> [REQUIRED ACTION]
Your answer should hold all lines of the entries that include the word "true".

> [DATA SHOWN]
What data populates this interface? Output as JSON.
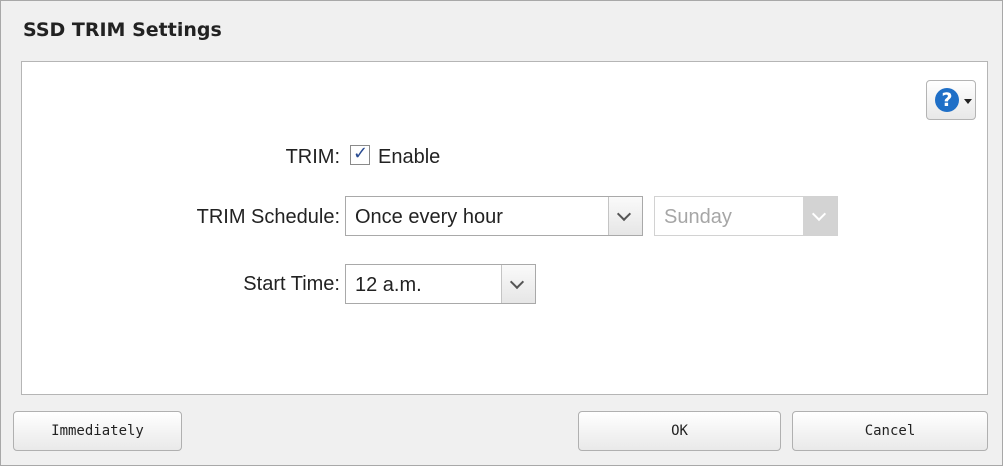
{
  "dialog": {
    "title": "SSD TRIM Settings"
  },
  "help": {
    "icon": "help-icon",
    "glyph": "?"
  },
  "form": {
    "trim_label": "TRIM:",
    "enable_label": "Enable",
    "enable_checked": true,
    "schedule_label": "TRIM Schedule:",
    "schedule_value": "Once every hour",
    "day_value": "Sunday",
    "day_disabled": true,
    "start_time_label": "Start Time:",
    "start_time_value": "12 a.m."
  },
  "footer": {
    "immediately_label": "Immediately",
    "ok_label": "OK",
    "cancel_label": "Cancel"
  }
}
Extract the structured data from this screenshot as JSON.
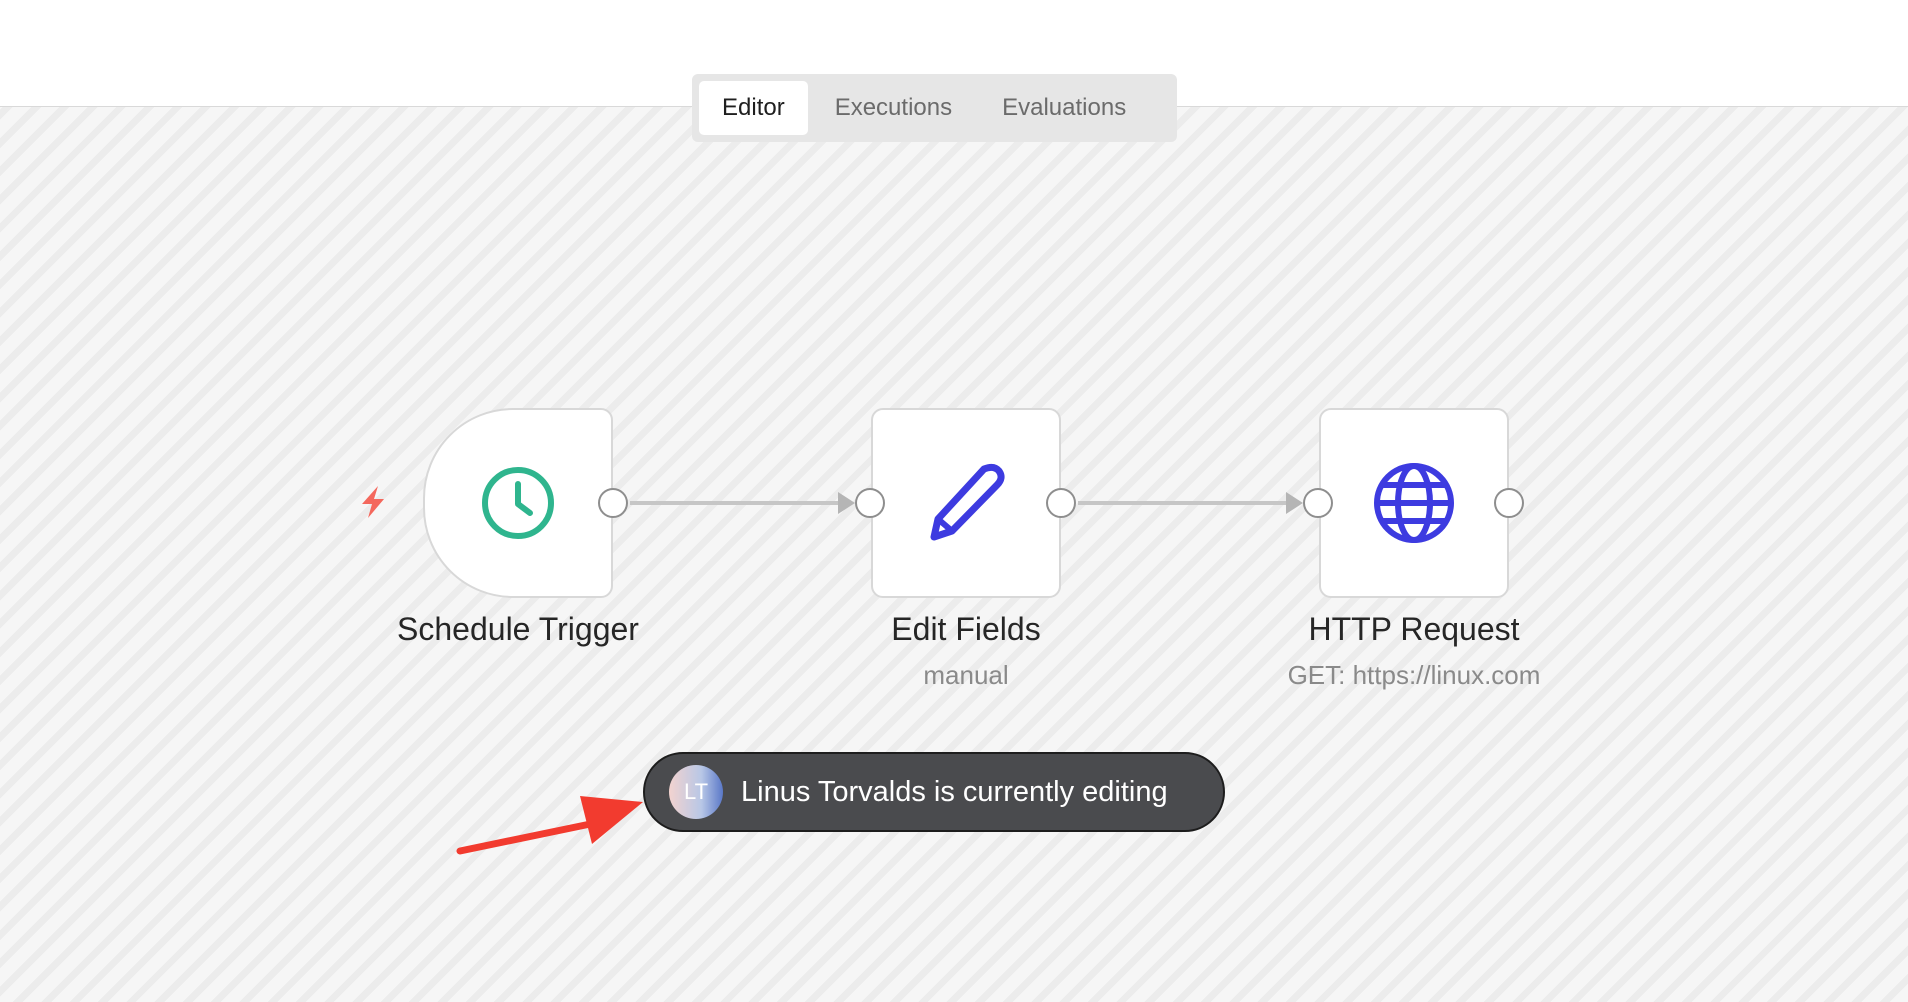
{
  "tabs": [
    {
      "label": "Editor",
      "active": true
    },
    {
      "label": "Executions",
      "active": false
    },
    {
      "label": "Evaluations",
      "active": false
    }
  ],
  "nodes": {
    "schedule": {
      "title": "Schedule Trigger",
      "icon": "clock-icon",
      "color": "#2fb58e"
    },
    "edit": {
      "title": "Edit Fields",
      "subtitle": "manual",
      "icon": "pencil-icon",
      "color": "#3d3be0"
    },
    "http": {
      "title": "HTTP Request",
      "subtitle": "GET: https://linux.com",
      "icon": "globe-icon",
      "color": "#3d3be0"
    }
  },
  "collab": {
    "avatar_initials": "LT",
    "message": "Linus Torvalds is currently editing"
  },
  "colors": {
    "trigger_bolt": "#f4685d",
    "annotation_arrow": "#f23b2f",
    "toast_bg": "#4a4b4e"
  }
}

> [ANSWER FOR THIS EXERCISE]
    "enable_checked": true,
    "day_disabled": true,
      "active": true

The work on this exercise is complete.